___ Data extract

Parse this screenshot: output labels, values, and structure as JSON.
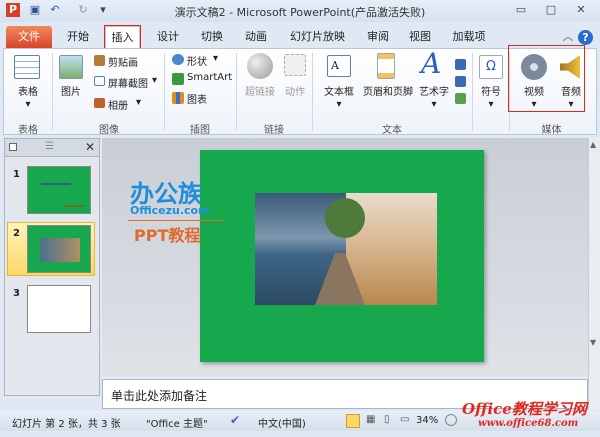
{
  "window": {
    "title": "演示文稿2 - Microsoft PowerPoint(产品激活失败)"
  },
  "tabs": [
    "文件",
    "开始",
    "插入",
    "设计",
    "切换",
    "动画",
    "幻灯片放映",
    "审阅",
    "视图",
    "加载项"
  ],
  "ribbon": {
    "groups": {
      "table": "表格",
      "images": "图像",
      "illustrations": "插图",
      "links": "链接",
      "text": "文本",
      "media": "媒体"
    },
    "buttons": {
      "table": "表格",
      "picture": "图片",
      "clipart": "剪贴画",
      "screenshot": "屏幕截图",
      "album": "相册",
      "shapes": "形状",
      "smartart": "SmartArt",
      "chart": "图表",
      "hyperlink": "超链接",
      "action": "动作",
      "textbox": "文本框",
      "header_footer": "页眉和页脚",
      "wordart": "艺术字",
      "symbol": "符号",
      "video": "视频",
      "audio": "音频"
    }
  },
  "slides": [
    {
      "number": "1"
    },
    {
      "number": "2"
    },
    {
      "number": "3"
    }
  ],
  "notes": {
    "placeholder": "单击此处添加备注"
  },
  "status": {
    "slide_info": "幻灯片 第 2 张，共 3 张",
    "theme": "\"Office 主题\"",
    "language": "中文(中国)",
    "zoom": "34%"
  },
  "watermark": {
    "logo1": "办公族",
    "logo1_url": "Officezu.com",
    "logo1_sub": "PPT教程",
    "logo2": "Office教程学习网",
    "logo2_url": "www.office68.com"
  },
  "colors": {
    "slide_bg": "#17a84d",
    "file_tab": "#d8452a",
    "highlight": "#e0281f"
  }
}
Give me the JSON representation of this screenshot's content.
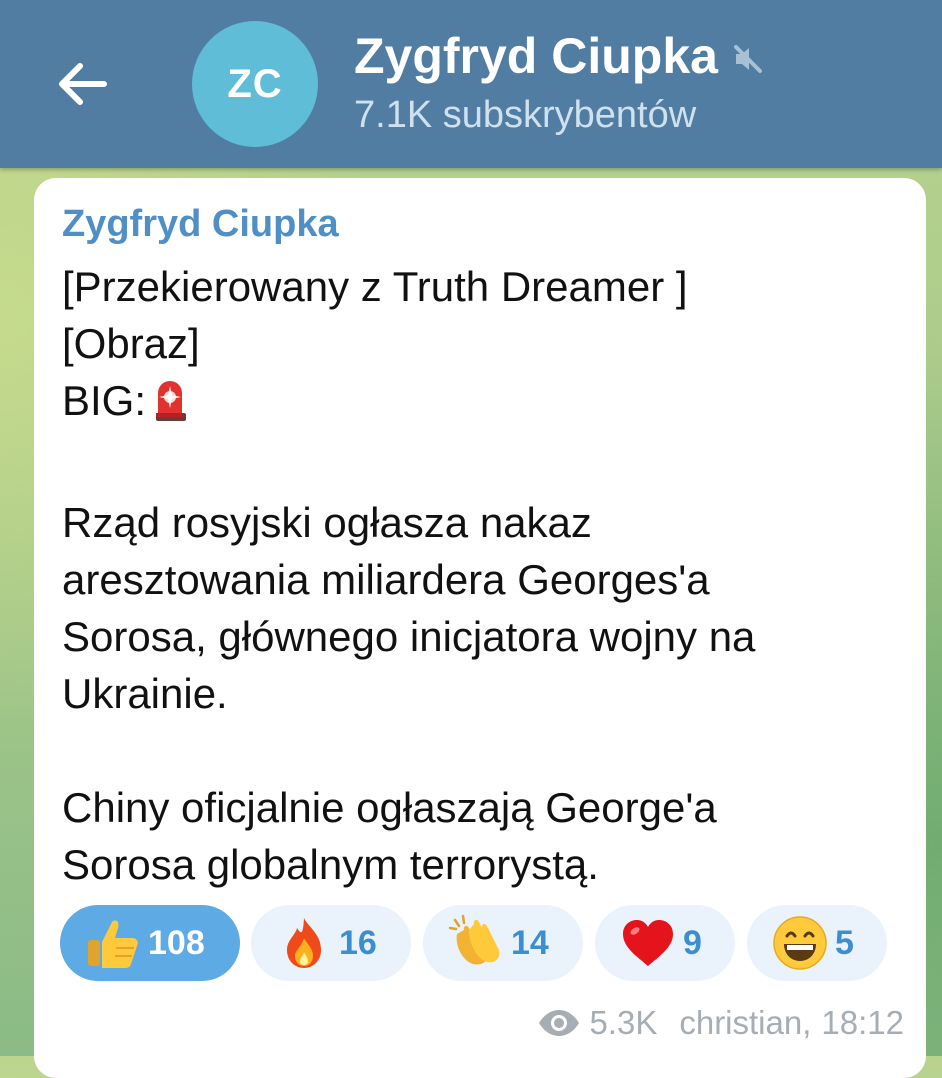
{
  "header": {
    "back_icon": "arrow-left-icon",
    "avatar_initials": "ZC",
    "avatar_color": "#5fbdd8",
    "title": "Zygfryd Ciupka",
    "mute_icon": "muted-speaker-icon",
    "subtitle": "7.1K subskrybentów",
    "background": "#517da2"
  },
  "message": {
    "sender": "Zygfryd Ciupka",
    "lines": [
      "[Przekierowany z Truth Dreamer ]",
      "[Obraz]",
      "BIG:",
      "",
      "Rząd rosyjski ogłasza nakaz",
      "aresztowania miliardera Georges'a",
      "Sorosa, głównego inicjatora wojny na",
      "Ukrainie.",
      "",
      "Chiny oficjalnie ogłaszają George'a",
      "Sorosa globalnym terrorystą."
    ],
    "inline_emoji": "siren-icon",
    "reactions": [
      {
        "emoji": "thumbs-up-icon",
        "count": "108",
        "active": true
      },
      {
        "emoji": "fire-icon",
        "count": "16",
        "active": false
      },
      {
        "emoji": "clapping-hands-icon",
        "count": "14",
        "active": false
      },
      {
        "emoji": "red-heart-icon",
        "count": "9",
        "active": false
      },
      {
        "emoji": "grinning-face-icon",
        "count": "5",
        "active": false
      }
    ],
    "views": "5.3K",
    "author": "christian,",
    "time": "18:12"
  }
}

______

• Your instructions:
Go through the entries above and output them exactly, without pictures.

• Task output:
Parse this screenshot: output labels, values, and structure as JSON.
{
  "window": {
    "title": "演示文稿2 - Microsoft PowerPoint(产品激活失败)"
  },
  "tabs": [
    "文件",
    "开始",
    "插入",
    "设计",
    "切换",
    "动画",
    "幻灯片放映",
    "审阅",
    "视图",
    "加载项"
  ],
  "ribbon": {
    "groups": {
      "table": "表格",
      "images": "图像",
      "illustrations": "插图",
      "links": "链接",
      "text": "文本",
      "media": "媒体"
    },
    "buttons": {
      "table": "表格",
      "picture": "图片",
      "clipart": "剪贴画",
      "screenshot": "屏幕截图",
      "album": "相册",
      "shapes": "形状",
      "smartart": "SmartArt",
      "chart": "图表",
      "hyperlink": "超链接",
      "action": "动作",
      "textbox": "文本框",
      "header_footer": "页眉和页脚",
      "wordart": "艺术字",
      "symbol": "符号",
      "video": "视频",
      "audio": "音频"
    }
  },
  "slides": [
    {
      "number": "1"
    },
    {
      "number": "2"
    },
    {
      "number": "3"
    }
  ],
  "notes": {
    "placeholder": "单击此处添加备注"
  },
  "status": {
    "slide_info": "幻灯片 第 2 张，共 3 张",
    "theme": "\"Office 主题\"",
    "language": "中文(中国)",
    "zoom": "34%"
  },
  "watermark": {
    "logo1": "办公族",
    "logo1_url": "Officezu.com",
    "logo1_sub": "PPT教程",
    "logo2": "Office教程学习网",
    "logo2_url": "www.office68.com"
  },
  "colors": {
    "slide_bg": "#17a84d",
    "file_tab": "#d8452a",
    "highlight": "#e0281f"
  }
}
Give me the JSON representation of this screenshot's content.
{
  "header": {
    "back_icon": "arrow-left-icon",
    "avatar_initials": "ZC",
    "avatar_color": "#5fbdd8",
    "title": "Zygfryd Ciupka",
    "mute_icon": "muted-speaker-icon",
    "subtitle": "7.1K subskrybentów",
    "background": "#517da2"
  },
  "message": {
    "sender": "Zygfryd Ciupka",
    "lines": [
      "[Przekierowany z Truth Dreamer ]",
      "[Obraz]",
      "BIG:",
      "",
      "Rząd rosyjski ogłasza nakaz",
      "aresztowania miliardera Georges'a",
      "Sorosa, głównego inicjatora wojny na",
      "Ukrainie.",
      "",
      "Chiny oficjalnie ogłaszają George'a",
      "Sorosa globalnym terrorystą."
    ],
    "inline_emoji": "siren-icon",
    "reactions": [
      {
        "emoji": "thumbs-up-icon",
        "count": "108",
        "active": true
      },
      {
        "emoji": "fire-icon",
        "count": "16",
        "active": false
      },
      {
        "emoji": "clapping-hands-icon",
        "count": "14",
        "active": false
      },
      {
        "emoji": "red-heart-icon",
        "count": "9",
        "active": false
      },
      {
        "emoji": "grinning-face-icon",
        "count": "5",
        "active": false
      }
    ],
    "views": "5.3K",
    "author": "christian,",
    "time": "18:12"
  }
}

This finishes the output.